However, in every non-SISD system, the fundamental nature of the single memory-multiple CPU relationship remains the same and unfortunately, the task of converting the assumed CW programming model into the EW hardware reality by dynamic scheduling of the shared memory resource is very difficult. This fact is becoming more and more obvious as the speed up in hardware has allowed all control parallel tasks to be executed at maximum speed so that the remaining difficult tasks, such as data mining, weather modeling and ATC, are in essence data parallel. These data intensive tasks can not be solved by mapping them onto any kind of multi- tasking or parallel computer be it a cluster, a client/server, a shared memory machine, a NUMA, etc. because they all must address the difficult nature of the memory sharing requirement.
The primary difference between these machines is where they place the CS/EW conflict. The parallel machines put it between the CPU and memory. The distributed computing, WEB servers and cluster machines put it between the computer and the disk (i.e. it becomes an I/O problem). Some of the various approaches may be better than others for certain applications, but they all hit the bottleneck at some point.
: : :
What is needed is a model of computation that recognizes the single address space multiple ALU relationship and brings it to the surface so that the programmer can handle it efficiently. One possibility is a structured object. The confusion of Figure 2a in contrast to the structure of Figure 1b is reminiscent of the uncontrolled goto logic before the introduction of the structured code discipline. We proposed to introduce a structured object discipline that like structured code imposes restrictions on the interaction between ALUs and memories reduceing the impact of the complexity. See Figure 2b.
The main concept is a cell. Structured objects may contain cells in addition to the traditional data structures. A cell encapsulates the original von Neumann model. It consists of a single ALU and a single dedicated memory. By definition no component of a cell may be replicated, however, cells themselves may be replicated (and a cell may serve as the Amemory@ component of a higher order cell). A cell isolates the control parallel component represented by the IS (Instruction Stream) of a program from the data parallel component which consists of an ALU and its MEMORY. The division of computation into an IS + (ALU+MEMORY) organization versus an (IS+ALU) + MEMORY organization has a major impact on the ability to accurately characterize and compare grossly different architectures such as sequential machines, cluster machines, client servers and parallel machines.

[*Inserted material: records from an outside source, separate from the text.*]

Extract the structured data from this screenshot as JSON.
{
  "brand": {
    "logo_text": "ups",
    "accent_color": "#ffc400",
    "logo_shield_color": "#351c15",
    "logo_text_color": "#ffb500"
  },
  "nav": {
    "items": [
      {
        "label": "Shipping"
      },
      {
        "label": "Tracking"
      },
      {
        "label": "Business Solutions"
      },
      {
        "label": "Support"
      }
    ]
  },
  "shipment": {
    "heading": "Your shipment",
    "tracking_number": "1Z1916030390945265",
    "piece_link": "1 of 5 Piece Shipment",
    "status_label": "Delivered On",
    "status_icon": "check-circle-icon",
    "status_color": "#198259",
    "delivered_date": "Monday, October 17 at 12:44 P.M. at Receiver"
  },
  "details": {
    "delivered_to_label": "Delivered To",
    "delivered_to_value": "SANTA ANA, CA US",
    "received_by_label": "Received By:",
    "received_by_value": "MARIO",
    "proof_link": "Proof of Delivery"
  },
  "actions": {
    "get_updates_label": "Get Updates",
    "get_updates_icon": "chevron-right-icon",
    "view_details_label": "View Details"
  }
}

The cell structure in an object supports data parallel code directly. Random processes can not talk to random memories inside a structured object. It is not that this is not useful, just as random jumps can be useful, it is that a restriction of this nature greatly reduces the complexity of the design both in software and hardware.
This is a software model so that the mapping of a program written using this model may differ dramatically from hardware to hardware. This model has been implemented on a sequential machine with Agood results.@ AGood results@ mean that the model is easy to use but the additional overhead in emulating parallel environments in a sequential machine results in slower execution. All parallel, distributed, cluster implementation should show significant improvement in programming and execution.